#### Exercise directions
Report each line of the records below that holds the word "title".

#### Dataset records
↓
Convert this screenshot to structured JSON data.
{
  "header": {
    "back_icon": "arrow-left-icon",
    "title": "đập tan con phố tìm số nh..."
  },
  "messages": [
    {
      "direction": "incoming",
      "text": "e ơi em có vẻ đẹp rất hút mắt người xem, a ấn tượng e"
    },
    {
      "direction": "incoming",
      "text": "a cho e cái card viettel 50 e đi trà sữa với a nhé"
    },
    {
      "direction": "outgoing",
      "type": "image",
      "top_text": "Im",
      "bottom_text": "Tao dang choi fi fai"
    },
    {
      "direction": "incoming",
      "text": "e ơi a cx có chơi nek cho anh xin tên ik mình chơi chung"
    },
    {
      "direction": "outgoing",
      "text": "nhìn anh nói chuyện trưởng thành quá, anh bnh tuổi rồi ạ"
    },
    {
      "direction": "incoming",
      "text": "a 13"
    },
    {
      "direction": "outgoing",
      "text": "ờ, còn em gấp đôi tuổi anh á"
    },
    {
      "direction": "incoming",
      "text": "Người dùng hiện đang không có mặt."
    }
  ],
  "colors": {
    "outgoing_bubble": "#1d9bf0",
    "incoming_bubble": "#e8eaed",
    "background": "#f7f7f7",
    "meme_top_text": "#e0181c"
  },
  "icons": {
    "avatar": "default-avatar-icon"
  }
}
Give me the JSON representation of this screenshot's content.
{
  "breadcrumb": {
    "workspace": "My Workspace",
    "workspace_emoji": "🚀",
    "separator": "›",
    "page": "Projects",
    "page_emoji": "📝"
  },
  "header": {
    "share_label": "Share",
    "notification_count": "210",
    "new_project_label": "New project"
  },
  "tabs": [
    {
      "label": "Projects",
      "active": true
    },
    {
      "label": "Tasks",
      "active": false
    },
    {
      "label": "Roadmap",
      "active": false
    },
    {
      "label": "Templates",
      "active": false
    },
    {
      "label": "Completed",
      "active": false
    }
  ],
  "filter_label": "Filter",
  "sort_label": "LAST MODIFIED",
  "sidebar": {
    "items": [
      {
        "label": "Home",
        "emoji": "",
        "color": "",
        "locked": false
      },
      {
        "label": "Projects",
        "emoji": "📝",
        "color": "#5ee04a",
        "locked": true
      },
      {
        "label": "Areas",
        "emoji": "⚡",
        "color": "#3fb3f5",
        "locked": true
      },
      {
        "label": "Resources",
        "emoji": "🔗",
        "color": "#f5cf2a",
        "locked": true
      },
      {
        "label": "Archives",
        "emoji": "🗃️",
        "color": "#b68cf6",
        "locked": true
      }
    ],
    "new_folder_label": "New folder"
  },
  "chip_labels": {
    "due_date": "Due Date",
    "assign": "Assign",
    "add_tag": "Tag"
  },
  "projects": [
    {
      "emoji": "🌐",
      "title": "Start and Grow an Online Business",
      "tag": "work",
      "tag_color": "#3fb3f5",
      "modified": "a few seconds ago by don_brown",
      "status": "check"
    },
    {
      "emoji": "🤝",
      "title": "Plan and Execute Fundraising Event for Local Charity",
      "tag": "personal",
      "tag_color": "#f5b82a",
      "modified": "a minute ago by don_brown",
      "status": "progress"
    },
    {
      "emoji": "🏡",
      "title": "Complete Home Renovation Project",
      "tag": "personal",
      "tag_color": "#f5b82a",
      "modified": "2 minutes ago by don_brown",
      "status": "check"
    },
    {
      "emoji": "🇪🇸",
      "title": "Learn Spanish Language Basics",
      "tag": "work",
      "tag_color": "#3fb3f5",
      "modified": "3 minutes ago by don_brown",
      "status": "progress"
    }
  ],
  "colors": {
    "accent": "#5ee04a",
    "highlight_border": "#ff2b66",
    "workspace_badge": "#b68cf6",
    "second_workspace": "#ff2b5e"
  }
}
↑
#### Response to this exercise
    "title": "đập tan con phố tìm số nh..."
      "title": "Start and Grow an Online Business",
      "title": "Plan and Execute Fundraising Event for Local Charity",
      "title": "Complete Home Renovation Project",
      "title": "Learn Spanish Language Basics",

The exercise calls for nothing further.